ASSIGNMENT » Could you write out all the records once more, exactly?

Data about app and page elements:

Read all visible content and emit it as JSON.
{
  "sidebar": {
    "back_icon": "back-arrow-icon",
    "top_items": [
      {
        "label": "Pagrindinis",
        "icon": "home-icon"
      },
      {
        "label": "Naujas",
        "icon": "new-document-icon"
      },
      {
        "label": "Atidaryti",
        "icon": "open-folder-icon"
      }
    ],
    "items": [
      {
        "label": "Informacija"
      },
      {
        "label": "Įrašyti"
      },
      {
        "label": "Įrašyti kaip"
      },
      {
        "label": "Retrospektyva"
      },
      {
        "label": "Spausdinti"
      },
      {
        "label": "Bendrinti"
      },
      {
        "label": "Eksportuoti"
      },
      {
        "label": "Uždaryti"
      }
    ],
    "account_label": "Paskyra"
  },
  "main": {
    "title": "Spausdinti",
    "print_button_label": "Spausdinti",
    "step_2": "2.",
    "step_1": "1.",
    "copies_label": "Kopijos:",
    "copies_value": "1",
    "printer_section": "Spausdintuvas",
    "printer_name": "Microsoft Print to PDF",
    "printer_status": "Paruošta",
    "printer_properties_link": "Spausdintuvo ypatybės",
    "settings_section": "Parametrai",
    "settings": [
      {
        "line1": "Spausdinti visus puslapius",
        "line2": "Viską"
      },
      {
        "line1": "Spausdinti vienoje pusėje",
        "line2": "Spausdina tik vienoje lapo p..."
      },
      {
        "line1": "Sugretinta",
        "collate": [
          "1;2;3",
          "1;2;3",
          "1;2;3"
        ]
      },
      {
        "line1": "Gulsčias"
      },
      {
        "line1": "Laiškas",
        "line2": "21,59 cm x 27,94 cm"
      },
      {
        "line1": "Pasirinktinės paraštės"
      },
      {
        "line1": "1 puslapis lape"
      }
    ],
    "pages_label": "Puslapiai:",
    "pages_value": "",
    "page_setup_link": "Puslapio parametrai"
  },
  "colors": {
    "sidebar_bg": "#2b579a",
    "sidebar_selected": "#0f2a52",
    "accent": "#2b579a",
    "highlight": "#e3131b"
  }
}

RESPONSE TO THIS EXERCISE »
Read all visible content and emit it as JSON.
{
  "sidebar": {
    "back_icon": "back-arrow-icon",
    "top_items": [
      {
        "label": "Pagrindinis",
        "icon": "home-icon"
      },
      {
        "label": "Naujas",
        "icon": "new-document-icon"
      },
      {
        "label": "Atidaryti",
        "icon": "open-folder-icon"
      }
    ],
    "items": [
      {
        "label": "Informacija"
      },
      {
        "label": "Įrašyti"
      },
      {
        "label": "Įrašyti kaip"
      },
      {
        "label": "Retrospektyva"
      },
      {
        "label": "Spausdinti"
      },
      {
        "label": "Bendrinti"
      },
      {
        "label": "Eksportuoti"
      },
      {
        "label": "Uždaryti"
      }
    ],
    "account_label": "Paskyra"
  },
  "main": {
    "title": "Spausdinti",
    "print_button_label": "Spausdinti",
    "step_2": "2.",
    "step_1": "1.",
    "copies_label": "Kopijos:",
    "copies_value": "1",
    "printer_section": "Spausdintuvas",
    "printer_name": "Microsoft Print to PDF",
    "printer_status": "Paruošta",
    "printer_properties_link": "Spausdintuvo ypatybės",
    "settings_section": "Parametrai",
    "settings": [
      {
        "line1": "Spausdinti visus puslapius",
        "line2": "Viską"
      },
      {
        "line1": "Spausdinti vienoje pusėje",
        "line2": "Spausdina tik vienoje lapo p..."
      },
      {
        "line1": "Sugretinta",
        "collate": [
          "1;2;3",
          "1;2;3",
          "1;2;3"
        ]
      },
      {
        "line1": "Gulsčias"
      },
      {
        "line1": "Laiškas",
        "line2": "21,59 cm x 27,94 cm"
      },
      {
        "line1": "Pasirinktinės paraštės"
      },
      {
        "line1": "1 puslapis lape"
      }
    ],
    "pages_label": "Puslapiai:",
    "pages_value": "",
    "page_setup_link": "Puslapio parametrai"
  },
  "colors": {
    "sidebar_bg": "#2b579a",
    "sidebar_selected": "#0f2a52",
    "accent": "#2b579a",
    "highlight": "#e3131b"
  }
}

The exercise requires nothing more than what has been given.